Draft Ohio education goals would put emotional health, critical reasoning and job skills on par with English and math

Schools shouldn’t be just about test scores in math and English, the state school board says.

They should also be about emotional health, critical reasoning and how to be an “engaged, culturally aware and contributing member of society.”

And they should help prepare students for jobs, as much as they do for college.

After a year of debate with education groups across the state, the board and Ohio Department of Education released late Wednesday a proposed “strategic plan” they hope will guide education decisions for Ohio over the next several years.

It’s won’t bring any immediate changes to classrooms and isn’t even an immediate call for the legislature to approve any changes. But it offers a vision” for what Ohio’s high school graduates should look like, an “overarching goal” to help students reach career success, and calls for several shifts in how the state will approach some tough issues going forward.

Among them: Treating job training as equally valid as going to college, considering technology skills as basic and foundational to success as English and math, and also making the ability to reason critically or have social and emotional skills equal as well.

“Foundational skills” like reading and math are just one quarter of the picture under this plan. Other classes like social studies and science make up another quarter, but the plan elevates two new “domains” of learning to an equal level:

Reasoning: problem-solving, design thinking, creativity, information analytics

Social-Emotional: growth mindset, perseverance, self-awareness, team work, collaboration
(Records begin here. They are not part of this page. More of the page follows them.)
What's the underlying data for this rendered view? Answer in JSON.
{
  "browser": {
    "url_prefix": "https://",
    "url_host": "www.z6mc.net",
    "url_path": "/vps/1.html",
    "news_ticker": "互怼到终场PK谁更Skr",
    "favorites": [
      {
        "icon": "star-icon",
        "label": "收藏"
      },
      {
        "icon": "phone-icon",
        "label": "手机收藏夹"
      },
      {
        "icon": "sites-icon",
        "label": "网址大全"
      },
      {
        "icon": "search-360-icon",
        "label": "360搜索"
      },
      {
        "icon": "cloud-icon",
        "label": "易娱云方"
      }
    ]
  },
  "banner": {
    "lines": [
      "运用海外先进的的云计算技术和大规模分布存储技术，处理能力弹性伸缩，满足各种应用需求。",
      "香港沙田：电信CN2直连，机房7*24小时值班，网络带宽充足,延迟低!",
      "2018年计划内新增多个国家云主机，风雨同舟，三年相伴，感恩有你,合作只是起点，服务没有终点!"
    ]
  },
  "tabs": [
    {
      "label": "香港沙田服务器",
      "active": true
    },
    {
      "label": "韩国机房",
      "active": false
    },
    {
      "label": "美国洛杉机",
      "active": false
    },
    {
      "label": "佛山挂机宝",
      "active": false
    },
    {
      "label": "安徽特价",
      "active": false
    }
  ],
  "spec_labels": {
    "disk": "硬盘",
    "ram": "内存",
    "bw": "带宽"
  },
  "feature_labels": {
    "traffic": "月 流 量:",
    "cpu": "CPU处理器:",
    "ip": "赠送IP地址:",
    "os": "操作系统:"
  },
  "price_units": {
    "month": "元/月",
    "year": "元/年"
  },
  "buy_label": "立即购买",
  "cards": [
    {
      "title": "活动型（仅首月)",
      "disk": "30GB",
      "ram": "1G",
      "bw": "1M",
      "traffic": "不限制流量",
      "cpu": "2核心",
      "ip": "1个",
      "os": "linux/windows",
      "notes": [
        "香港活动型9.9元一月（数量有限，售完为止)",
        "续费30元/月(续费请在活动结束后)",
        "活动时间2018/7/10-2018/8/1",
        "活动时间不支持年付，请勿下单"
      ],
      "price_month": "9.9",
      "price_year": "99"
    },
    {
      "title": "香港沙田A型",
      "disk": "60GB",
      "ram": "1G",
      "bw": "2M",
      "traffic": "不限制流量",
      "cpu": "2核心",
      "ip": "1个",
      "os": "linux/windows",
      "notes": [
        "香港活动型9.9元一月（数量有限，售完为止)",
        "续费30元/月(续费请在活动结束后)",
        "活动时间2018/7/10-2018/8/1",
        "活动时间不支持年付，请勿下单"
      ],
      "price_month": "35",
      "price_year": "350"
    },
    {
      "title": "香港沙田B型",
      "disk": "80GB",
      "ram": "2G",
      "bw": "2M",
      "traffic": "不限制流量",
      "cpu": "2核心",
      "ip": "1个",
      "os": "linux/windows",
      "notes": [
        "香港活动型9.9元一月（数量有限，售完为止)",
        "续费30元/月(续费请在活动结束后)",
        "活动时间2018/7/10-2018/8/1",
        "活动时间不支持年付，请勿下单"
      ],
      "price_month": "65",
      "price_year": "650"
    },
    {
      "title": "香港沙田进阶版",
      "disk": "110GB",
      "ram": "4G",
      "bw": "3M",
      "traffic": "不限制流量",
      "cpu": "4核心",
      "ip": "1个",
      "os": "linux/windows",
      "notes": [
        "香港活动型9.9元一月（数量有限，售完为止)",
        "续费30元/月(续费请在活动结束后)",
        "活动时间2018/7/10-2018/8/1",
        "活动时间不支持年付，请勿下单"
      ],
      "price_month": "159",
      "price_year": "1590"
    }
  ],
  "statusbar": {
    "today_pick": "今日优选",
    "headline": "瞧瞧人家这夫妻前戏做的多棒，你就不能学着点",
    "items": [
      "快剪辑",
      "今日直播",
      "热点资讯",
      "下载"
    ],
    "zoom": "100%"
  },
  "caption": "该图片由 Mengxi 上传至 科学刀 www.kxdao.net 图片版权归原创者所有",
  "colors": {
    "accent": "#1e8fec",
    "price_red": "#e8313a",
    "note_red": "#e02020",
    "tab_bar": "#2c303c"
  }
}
“Meeting the needs of the whole child, including the development of social-emotional skills, is essential for preparing students for success in the classroom and to navigate the rapidly changing future of work,” the plan states. “In addition to the academic knowledge and skills necessary to future success, students must be equipped to set goals, show empathy, maintain positive relationships and make responsible decisions.”

Though representatives of education groups across the state – teachers unions, philanthropy, colleges, job training programs, the Ohio PTA – have all participated in crafting the plan, the board and ODE want public input. It will hold 11 feedback sessions across the state over the rest of this month.

Click here to read more of this story, including the full draft report.